* **Goal of the exercise**
Skipping all images, output the listing word for word.

* **Data extracts**
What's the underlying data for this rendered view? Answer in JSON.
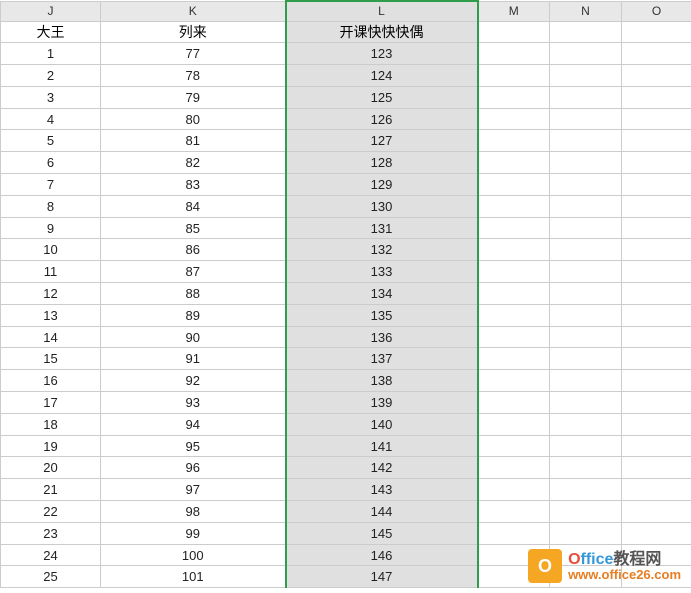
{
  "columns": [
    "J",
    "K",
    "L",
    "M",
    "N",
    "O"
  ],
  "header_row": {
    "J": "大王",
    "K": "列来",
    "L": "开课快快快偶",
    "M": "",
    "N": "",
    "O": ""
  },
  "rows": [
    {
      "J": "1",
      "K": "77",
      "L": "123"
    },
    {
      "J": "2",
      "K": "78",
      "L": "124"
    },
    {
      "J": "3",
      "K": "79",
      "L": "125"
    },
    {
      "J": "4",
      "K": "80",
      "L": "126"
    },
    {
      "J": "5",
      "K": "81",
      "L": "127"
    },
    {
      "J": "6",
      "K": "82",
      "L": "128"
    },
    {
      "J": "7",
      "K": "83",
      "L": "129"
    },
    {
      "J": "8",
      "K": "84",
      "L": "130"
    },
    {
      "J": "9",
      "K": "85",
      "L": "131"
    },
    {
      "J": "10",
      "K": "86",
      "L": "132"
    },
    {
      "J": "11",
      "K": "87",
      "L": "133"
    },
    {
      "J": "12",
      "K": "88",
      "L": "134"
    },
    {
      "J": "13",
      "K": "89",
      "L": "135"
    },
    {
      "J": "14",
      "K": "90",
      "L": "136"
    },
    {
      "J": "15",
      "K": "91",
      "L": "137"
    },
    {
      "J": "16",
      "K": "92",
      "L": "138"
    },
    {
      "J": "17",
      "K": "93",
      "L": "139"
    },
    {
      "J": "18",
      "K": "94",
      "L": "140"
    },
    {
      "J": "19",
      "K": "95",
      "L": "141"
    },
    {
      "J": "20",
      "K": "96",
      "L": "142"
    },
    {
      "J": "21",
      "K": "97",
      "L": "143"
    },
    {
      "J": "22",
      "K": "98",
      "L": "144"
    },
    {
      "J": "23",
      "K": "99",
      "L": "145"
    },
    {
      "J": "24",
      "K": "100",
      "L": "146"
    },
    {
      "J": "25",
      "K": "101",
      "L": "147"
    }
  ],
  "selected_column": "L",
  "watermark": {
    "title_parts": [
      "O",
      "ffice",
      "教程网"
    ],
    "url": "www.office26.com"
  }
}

* **Exercise output**
What's the underlying data for this rendered view? Answer in JSON.
{
  "columns": [
    "J",
    "K",
    "L",
    "M",
    "N",
    "O"
  ],
  "header_row": {
    "J": "大王",
    "K": "列来",
    "L": "开课快快快偶",
    "M": "",
    "N": "",
    "O": ""
  },
  "rows": [
    {
      "J": "1",
      "K": "77",
      "L": "123"
    },
    {
      "J": "2",
      "K": "78",
      "L": "124"
    },
    {
      "J": "3",
      "K": "79",
      "L": "125"
    },
    {
      "J": "4",
      "K": "80",
      "L": "126"
    },
    {
      "J": "5",
      "K": "81",
      "L": "127"
    },
    {
      "J": "6",
      "K": "82",
      "L": "128"
    },
    {
      "J": "7",
      "K": "83",
      "L": "129"
    },
    {
      "J": "8",
      "K": "84",
      "L": "130"
    },
    {
      "J": "9",
      "K": "85",
      "L": "131"
    },
    {
      "J": "10",
      "K": "86",
      "L": "132"
    },
    {
      "J": "11",
      "K": "87",
      "L": "133"
    },
    {
      "J": "12",
      "K": "88",
      "L": "134"
    },
    {
      "J": "13",
      "K": "89",
      "L": "135"
    },
    {
      "J": "14",
      "K": "90",
      "L": "136"
    },
    {
      "J": "15",
      "K": "91",
      "L": "137"
    },
    {
      "J": "16",
      "K": "92",
      "L": "138"
    },
    {
      "J": "17",
      "K": "93",
      "L": "139"
    },
    {
      "J": "18",
      "K": "94",
      "L": "140"
    },
    {
      "J": "19",
      "K": "95",
      "L": "141"
    },
    {
      "J": "20",
      "K": "96",
      "L": "142"
    },
    {
      "J": "21",
      "K": "97",
      "L": "143"
    },
    {
      "J": "22",
      "K": "98",
      "L": "144"
    },
    {
      "J": "23",
      "K": "99",
      "L": "145"
    },
    {
      "J": "24",
      "K": "100",
      "L": "146"
    },
    {
      "J": "25",
      "K": "101",
      "L": "147"
    }
  ],
  "selected_column": "L",
  "watermark": {
    "title_parts": [
      "O",
      "ffice",
      "教程网"
    ],
    "url": "www.office26.com"
  }
}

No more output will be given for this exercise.